2nd September 2020
There’s a new trend brewing in Uganda amongst the younger generation that can be found in an aroma-filled cup of cappuccino or espresso. Indeed, despite being the second-largest coffee-producer on the African continent, Ugandans have been typically tea drinkers. However, Today's cultural times are seeing the rise of coffee bars in Kampala.
Over the past decade, the value of the global coffee industry has almost doubled to $90 billion. More than 2 billion cups of coffee are currently consumed worldwide each day and the market is expected to grow at an average annual rate of 5.32% between 2020 and 2024. Younger generations in particular, are driving demand for high-quality coffee, and willing to spend more money on unique and premium coffee experiences.
With global demand for coffee continuing to rise and consumers showing a thirst for coffee craftsmanship and new exquisite blends, this should be an ideal time to be a coffee farmer. However, entire communities around the world with rich histories of high-quality coffee are, in fact, struggling. Finding ways to support the growth and sale of high-quality coffees can help restore livelihoods and these regions’ economies.

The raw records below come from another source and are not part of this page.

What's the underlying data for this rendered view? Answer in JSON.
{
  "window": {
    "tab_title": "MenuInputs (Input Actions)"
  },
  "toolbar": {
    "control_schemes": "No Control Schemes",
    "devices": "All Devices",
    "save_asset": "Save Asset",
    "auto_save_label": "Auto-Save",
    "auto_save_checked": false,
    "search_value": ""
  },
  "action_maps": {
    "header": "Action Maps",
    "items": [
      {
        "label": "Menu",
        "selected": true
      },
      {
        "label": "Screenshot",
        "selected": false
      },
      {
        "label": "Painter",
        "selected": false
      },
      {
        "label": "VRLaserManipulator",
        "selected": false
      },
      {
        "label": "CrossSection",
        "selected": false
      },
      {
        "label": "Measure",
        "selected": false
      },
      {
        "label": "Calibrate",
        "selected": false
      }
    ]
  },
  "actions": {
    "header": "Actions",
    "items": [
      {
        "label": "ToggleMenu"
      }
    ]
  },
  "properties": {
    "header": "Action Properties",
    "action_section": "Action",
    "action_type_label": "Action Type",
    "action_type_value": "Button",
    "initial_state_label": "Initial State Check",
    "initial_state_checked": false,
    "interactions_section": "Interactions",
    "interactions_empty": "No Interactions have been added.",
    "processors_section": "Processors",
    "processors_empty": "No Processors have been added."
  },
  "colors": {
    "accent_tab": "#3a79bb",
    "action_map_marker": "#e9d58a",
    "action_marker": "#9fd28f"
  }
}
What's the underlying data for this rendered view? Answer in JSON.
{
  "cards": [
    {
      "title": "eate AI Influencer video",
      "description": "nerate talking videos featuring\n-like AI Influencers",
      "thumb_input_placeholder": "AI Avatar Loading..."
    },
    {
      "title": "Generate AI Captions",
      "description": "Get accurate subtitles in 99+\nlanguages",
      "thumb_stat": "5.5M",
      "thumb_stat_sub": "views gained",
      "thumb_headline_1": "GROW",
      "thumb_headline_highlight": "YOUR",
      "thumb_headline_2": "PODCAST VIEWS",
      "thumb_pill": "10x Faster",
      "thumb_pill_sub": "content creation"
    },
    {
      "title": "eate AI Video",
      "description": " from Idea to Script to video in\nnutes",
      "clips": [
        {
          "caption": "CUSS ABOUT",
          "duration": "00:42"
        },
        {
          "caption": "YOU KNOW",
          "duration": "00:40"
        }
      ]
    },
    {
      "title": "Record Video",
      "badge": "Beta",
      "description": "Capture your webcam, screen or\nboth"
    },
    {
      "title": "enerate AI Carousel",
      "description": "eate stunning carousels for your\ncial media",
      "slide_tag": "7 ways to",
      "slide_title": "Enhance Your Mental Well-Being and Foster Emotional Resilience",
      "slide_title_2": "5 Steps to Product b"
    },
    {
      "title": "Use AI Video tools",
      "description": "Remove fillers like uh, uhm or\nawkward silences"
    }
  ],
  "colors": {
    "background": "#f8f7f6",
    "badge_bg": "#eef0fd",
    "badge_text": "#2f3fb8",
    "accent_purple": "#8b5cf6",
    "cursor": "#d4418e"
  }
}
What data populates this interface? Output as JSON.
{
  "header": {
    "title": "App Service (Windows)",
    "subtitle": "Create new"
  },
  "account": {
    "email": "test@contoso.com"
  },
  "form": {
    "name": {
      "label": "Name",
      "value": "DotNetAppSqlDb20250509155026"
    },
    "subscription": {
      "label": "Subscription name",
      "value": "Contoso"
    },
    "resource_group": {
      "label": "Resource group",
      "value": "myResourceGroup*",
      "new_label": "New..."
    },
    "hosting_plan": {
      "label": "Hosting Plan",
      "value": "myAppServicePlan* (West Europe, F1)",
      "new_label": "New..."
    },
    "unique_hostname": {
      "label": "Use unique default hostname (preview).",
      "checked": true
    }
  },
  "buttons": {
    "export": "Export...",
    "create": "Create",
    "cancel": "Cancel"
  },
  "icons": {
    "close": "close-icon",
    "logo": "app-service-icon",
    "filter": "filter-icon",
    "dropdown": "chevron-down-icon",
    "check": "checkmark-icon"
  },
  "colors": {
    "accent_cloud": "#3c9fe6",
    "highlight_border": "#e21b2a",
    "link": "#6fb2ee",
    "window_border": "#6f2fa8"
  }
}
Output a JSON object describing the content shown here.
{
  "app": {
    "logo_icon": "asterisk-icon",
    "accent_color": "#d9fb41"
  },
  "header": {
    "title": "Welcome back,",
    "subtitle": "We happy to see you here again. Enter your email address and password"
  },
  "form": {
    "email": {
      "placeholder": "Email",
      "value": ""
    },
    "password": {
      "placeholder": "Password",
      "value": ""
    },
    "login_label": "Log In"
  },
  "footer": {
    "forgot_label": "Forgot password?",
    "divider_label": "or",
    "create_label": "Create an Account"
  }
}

According to the Uganda Coffee Development Authority, coffee exports increased by 17 percent, to 4.17 million (60 kg) bags between 2015 and 2018 and a government report from May this year showed that the value of coffee exports increased by 18 percent to 416.2 million US dollars (US) in the 2018-19 financial year.
Gerald Katabazi, Coffee Barista Extraordinaire at his shop, Volcano Coffee, explains the historical relationship Ugandanshave with the strong beverage, "Traditional coffee in Uganda was a regarded as a white man's product and also a rich man's product at the same time because of the past myth and past experiences we had from our colonists like the British Ugandan coffee consumption was at a minimum rate we are talking a minimum rate of close to 1 percent however as the corporate world is trying to get involved in each and everything influenced by the world markets and technology like that we are looking at the coffee consumption rate shifting, it is shifting from 1 percent over a decade, back now close to 6 percent which is an advantage to a coffee farmer."
In these times of global economic covid-19 upsets, Uganda, which earns huge sums from coffee exports, might do well to breathe life into its domestic market and sip on a strong cup of independent and internal coffee-bean gains.